– Contents

Martin Wong, New York, 1986. From the “Artist in Action” album, courtesy of the Martin Wong Foundation.

The MWCR is divided into three major sections: an “About” section, the essays, and the image catalog. The “About” section begins with an illustrated narrative chronology that highlights significant milestones in Wong’s life and career. It was written by Mark Dean Johnson, with the input of the Quality Assurance and Editorial Team.

The chronology is followed by a research guide authored by Catherine Aster (senior digital library services manager in the Digital Library Systems and Services department of the Stanford Libraries) and the entire editorial team. The guide highlights in greater detail the functionality of the site and explains key decisions that the Quality Assurance and Editorial Team was forced to reckon with as we embraced a digital humanities format for this catalogue raisonné.

The selected bibliography appearing here includes books, essays, articles, and reviews, along with other publications by and about Wong and his work. The bibliography is followed by an exhibition history that includes several small exhibitions in clubs and venues that have not been previously noted. The acknowledgments section recognizes the contributions of individuals, at the Stanford Libraries and across the country, without whom this project would not have been possible.

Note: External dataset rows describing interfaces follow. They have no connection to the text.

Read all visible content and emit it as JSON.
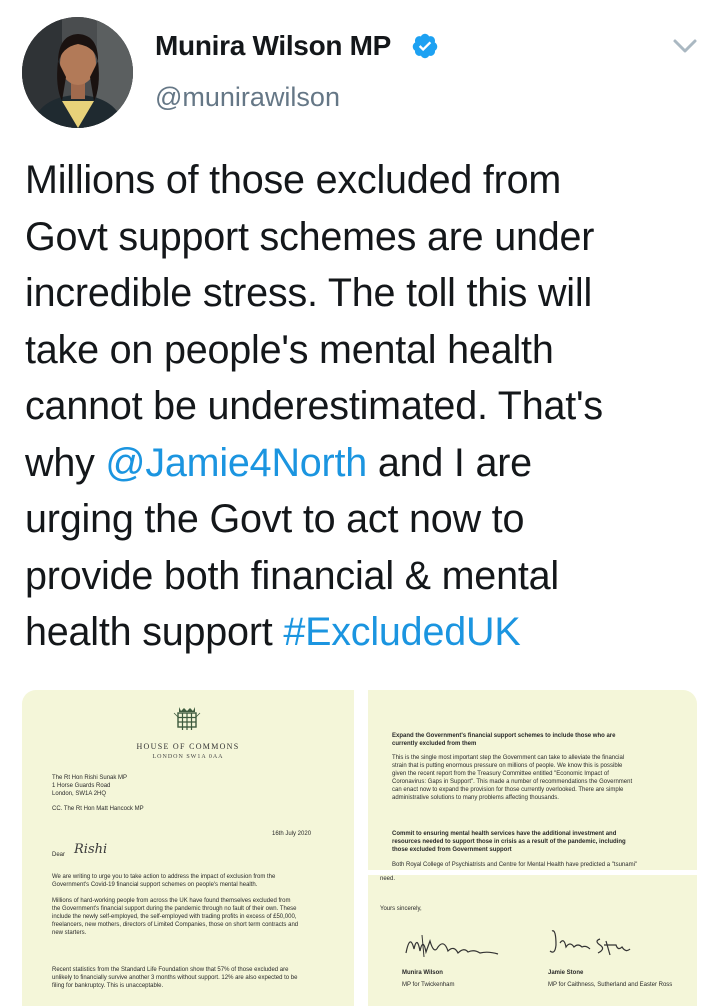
{
  "tweet": {
    "author": {
      "display_name": "Munira Wilson MP",
      "handle": "@munirawilson",
      "verified": true
    },
    "text_lines": [
      {
        "parts": [
          {
            "t": "Millions of those excluded from",
            "link": false
          }
        ]
      },
      {
        "parts": [
          {
            "t": "Govt support schemes are under",
            "link": false
          }
        ]
      },
      {
        "parts": [
          {
            "t": "incredible stress. The toll this will",
            "link": false
          }
        ]
      },
      {
        "parts": [
          {
            "t": "take on people's mental health",
            "link": false
          }
        ]
      },
      {
        "parts": [
          {
            "t": "cannot be underestimated. That's",
            "link": false
          }
        ]
      },
      {
        "parts": [
          {
            "t": "why ",
            "link": false
          },
          {
            "t": "@Jamie4North",
            "link": true
          },
          {
            "t": " and I are",
            "link": false
          }
        ]
      },
      {
        "parts": [
          {
            "t": "urging the Govt to act now to",
            "link": false
          }
        ]
      },
      {
        "parts": [
          {
            "t": "provide both financial & mental",
            "link": false
          }
        ]
      },
      {
        "parts": [
          {
            "t": "health support ",
            "link": false
          },
          {
            "t": "#ExcludedUK",
            "link": true
          }
        ]
      }
    ],
    "colors": {
      "text": "#14171a",
      "secondary": "#657786",
      "link": "#1b95e0",
      "verified_badge": "#1da1f2",
      "letter_paper": "#f4f6d9"
    }
  },
  "letter_page_1": {
    "house": "HOUSE OF COMMONS",
    "house_address": "LONDON SW1A 0AA",
    "recipient": [
      "The Rt Hon Rishi Sunak MP",
      "1 Horse Guards Road",
      "London, SW1A 2HQ"
    ],
    "cc": "CC. The Rt Hon Matt Hancock MP",
    "date": "16th July 2020",
    "salutation": "Dear",
    "salutation_name": "Rishi",
    "paragraphs": [
      [
        "We are writing to urge you to take action to address the impact of exclusion from the",
        "Government's Covid-19 financial support schemes on people's mental health."
      ],
      [
        "Millions of hard-working people from across the UK have found themselves excluded from",
        "the Government's financial support during the pandemic through no fault of their own. These",
        "include the newly self-employed, the self-employed with trading profits in excess of £50,000,",
        "freelancers, new mothers, directors of Limited Companies, those on short term contracts and",
        "new starters."
      ],
      [
        "Recent statistics from the Standard Life Foundation show that 57% of those excluded are",
        "unlikely to financially survive another 3 months without support. 12% are also expected to be",
        "filing for bankruptcy. This is unacceptable."
      ]
    ]
  },
  "letter_page_2": {
    "heading_1": [
      "Expand the Government's financial support schemes to include those who are",
      "currently excluded from them"
    ],
    "body_1": [
      "This is the single most important step the Government can take to alleviate the financial",
      "strain that is putting enormous pressure on millions of people. We know this is possible",
      "given the recent report from the Treasury Committee entitled \"Economic Impact of",
      "Coronavirus: Gaps in Support\". This made a number of recommendations the Government",
      "can enact now to expand the provision for those currently overlooked. There are simple",
      "administrative solutions to many problems affecting thousands."
    ],
    "heading_2": [
      "Commit to ensuring mental health services have the additional investment and",
      "resources needed to support those in crisis as a result of the pandemic, including",
      "those excluded from Government support"
    ],
    "body_2": [
      "Both Royal College of Psychiatrists and Centre for Mental Health have predicted a \"tsunami\""
    ]
  },
  "letter_page_3": {
    "top_fragment": "need.",
    "closing": "Yours sincerely,",
    "signatories": [
      {
        "name": "Munira Wilson",
        "role": "MP for Twickenham"
      },
      {
        "name": "Jamie Stone",
        "role": "MP for Caithness, Sutherland and Easter Ross"
      }
    ]
  }
}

Also appearing in this section is a wealth of never-before published primary sources about Wong. These include a transcript of the aforementioned interview of Wong by Machida and the transcript of a new interview between Gary Ware and Marci Kwon. This latter interview ranges from anecdotes about what it was like to share a dorm room with Wong at Humboldt State University and observations about Wong’s experiences as an artist in New York in the 1980s to his homecoming in San Francisco, where he lived his last days. Also included is an hour-long audio recording of Wong’s 1991 artist’s talk at San Francisco Art Institute and an eighteen-minute film portrait of Wong by Charlie Ahearn, completed in 1998.

Martin Wong at Semaphore Gallery exhibition, 1984. Page 6 from album “Shows at Semaphore,” courtesy of the Martin Wong Foundation.


Solomon Adler’s essay “Mystic Savage Twilight Child: Martin Wong, Clay, and the California Counterculture” analyzes a body of ceramic works (sculptures and poetry slabs) that Wong created between 1966 and 1973. Adler explores these works in the context of the Bay Area’s approach to the counterculture as well as developments in ceramics in California, including the Funk movement propelled by Robert Arneson.

“Is There Any Name for This Love? A Queer Reading of Martin Wong,” by Louise Siddons, focuses on the ways Wong “experienced, expressed, and embodied his gay identity.” In analyzing Wong’s works largely from the 1980s, she argues against an essentialist reading in favor of an intersectional one. Her essay includes a literature review of queer theory revealing that it had been formulated only in the 1990s, coinciding only with the tail end of Wong’s life and career.

Margo Machida’s “Martin Wong: Renewing Our Conversation” draws upon an interview she conducted with Wong in 1989 (the transcript of which is published here for the first time). She argues that, although Wong worked assiduously to prevent his Chinese American identity from being a trap and the singular driving force driving any and all interpretations of his work, she calls out the “signal importance of his Chinese heritage as a fulcrum for Wong to broadly envision a range of transcultural interactions—both historical and modern.”

In “Pieces of the Puzzle: Martin Wong’s Multiplicity,” Mark Dean Johnson sheds light on the array of cultural referents typically found in Wong’s art, starting with his work from the 1970s. He points out Wong’s quadrilingual approach to his paintings (Chinese, English, Spanish, and American Sign Language, or fingerspelling), and the artist’s simultaneous referencing of multiple art historical traditions (e.g., Chinese landscape painting and calligraphy and American comics and cartoon characters). Johnson notes the formal complexity in Wong’s work as a result of his clustering of canvases, one atop another, in some of his installations.

In his afterword, Doryun Chong recounts his time as a curator of painting and sculpture at the Museum of Modern Art, New York, where he oversaw the acquisition of two works by Wong. Chong also describes his endeavor to curate a group exhibition featuring Wong’s works in Hong Kong.

Image Catalog

The heart of the MWCR are the more than eight hundred records that document Wong’s artworks, scrupulously executed by Anneliis Beadnell, archivist to the estate. A number of objects are represented with multiple photographs, including ceramics meant to be seen in the round. Wong’s artists’ books—including Poem Book (1967), Das Puke Book (1977), and Eureka (1977)—will be featured in a future update to the catalogue raisonné.